Tanzania: Search for Breakthrough in Conservation

by Dec 17, 2011Wildlife News

The International Union for Conservation of Nature and Natural Resources (IUCN) has reported that Governments have agreed on a package of measures to sustain current global efforts to reduce harmful greenhouse gas emissions and to conclude a new agreement with legal force that would involve all countries to prevent the threat of dangerous global climate change. IUCN is optimistic that the agreement is a major breakthrough against negative effects of climate change. The Conference was held in Durban, South Africa recently.

In addition, IUCN has reported that governments have agreed to establish a Green Climate Fund that is supported by initial financial pledges. The pledges offer hopes that sufficient finance will flow to deal with negative impacts caused by climate change.

Meanwhile, IUCN encourages governments to continue building on what already works: the power of intact natural ecosystems. “Ecosystem-based approaches to respond to climate change are cost effective solutions that governments ought to incorporate proactively into national policies.” In particular, IUCN urges governments to “Improve the management of river systems, coastal ecosystems, coral reefs, mangroves, forests, and dry land systems in order to conserve carbon and improve the ability of communities to deal with both the sudden and long-term effects of climate change.”

But conservation of ecosystems in Tanzania is easier said than done. Scientists at the just ended Scientific Conference on Wildlife Conservation have indicated that enormous challenges are associated with conservation of ecosystems in the country. The Tanzania Wildlife Research Institute (TAWIRI) in Arusha organized the Conference.

Scientists at the Conference revealed that conflicts on use of natural resources are among the major challenges to conservation in Tanzania.
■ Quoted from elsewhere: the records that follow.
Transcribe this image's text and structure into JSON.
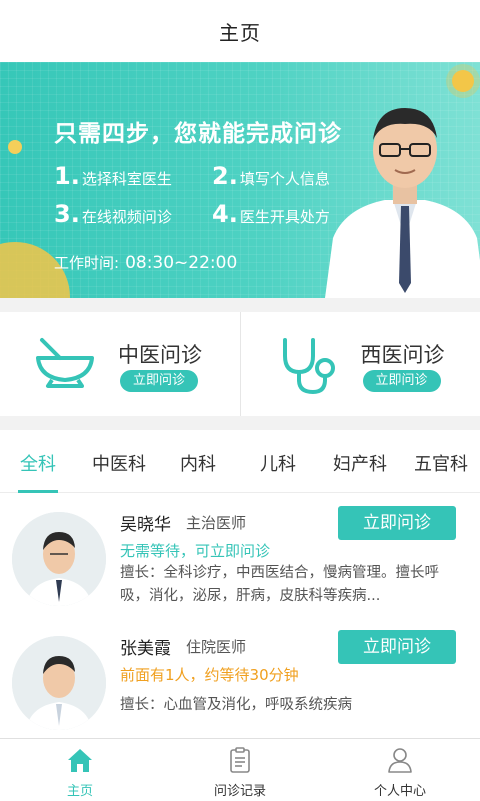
{
  "header": {
    "title": "主页"
  },
  "banner": {
    "headline": "只需四步，您就能完成问诊",
    "steps": [
      {
        "num": "1.",
        "text": "选择科室医生"
      },
      {
        "num": "2.",
        "text": "填写个人信息"
      },
      {
        "num": "3.",
        "text": "在线视频问诊"
      },
      {
        "num": "4.",
        "text": "医生开具处方"
      }
    ],
    "hours_label": "工作时间:",
    "hours_value": "08:30~22:00",
    "colors": {
      "bg": "#36c7b8",
      "sun": "#f3c648"
    }
  },
  "consult": {
    "tcm": {
      "name": "中医问诊",
      "button": "立即问诊",
      "icon": "mortar-bowl-icon"
    },
    "western": {
      "name": "西医问诊",
      "button": "立即问诊",
      "icon": "stethoscope-icon"
    }
  },
  "departments": {
    "tabs": [
      "全科",
      "中医科",
      "内科",
      "儿科",
      "妇产科",
      "五官科"
    ],
    "active_index": 0
  },
  "doctors": [
    {
      "name": "吴晓华",
      "title": "主治医师",
      "status": "无需等待，可立即问诊",
      "status_color": "#35c4b7",
      "desc": "擅长：全科诊疗，中西医结合，慢病管理。擅长呼吸，消化，泌尿，肝病，皮肤科等疾病...",
      "button": "立即问诊"
    },
    {
      "name": "张美霞",
      "title": "住院医师",
      "status": "前面有1人，约等待30分钟",
      "status_color": "#f0a020",
      "desc": "擅长：心血管及消化，呼吸系统疾病",
      "button": "立即问诊"
    }
  ],
  "tabbar": {
    "items": [
      {
        "label": "主页",
        "icon": "home-icon",
        "active": true
      },
      {
        "label": "问诊记录",
        "icon": "clipboard-icon",
        "active": false
      },
      {
        "label": "个人中心",
        "icon": "person-icon",
        "active": false
      }
    ]
  },
  "accent": "#35c4b7"
}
The conflicts are associated with boundaries, trespassing, and land use issues. Other conflicts are in the form of human versus wildlife, institutional and cultural differences.

Human population increase, climate change, resource scarcity, poaching, poverty, changes in land use, extension of protected wildlife area boundaries, mistrust between authorities and members of community are among the causes of conflicts that are associated with conservation in Tanzania. Scientists have mentioned other causes of conflicts. They include fragmented legislation, lack of political will, top-down management of resources and lack of community participation in decision making. Of major concern is the fact that, authorities as well as society do not give women opportunities to own or benefit from natural resources adequately.

The list of causes of challenges to conservation in Tanzania is long. People with various professional, cultural or spiritual backgrounds can contribute efforts to address the challenges to conservation in the country. Time is of essence.

On their part, wildlife scientists at the Conference in Arusha have proposed pro-conservation ideas that can be developed to address challenges to conservation in the country. For example, scientists suggest efforts to re-design the villages that surround protected areas like national parks in order to address effects of population pressure on conservation.

Meanwhile, participants at the Conference supported a proposal to establish land and resource use plans for communities that surround protected areas as a means to reduce human pressure on the areas. Conference participants noted that Tanzania National Parks implements an incentive programme to share benefits with members of communities that surround national parks to enhance conservation.

In addition, the Wildlife Division enhances conservation by enabling members of communities to benefit from wildlife through establishment of a programme known as Wildlife Management Areas. The search for a breakthrough to conserve ecosystems in Tanzania continues.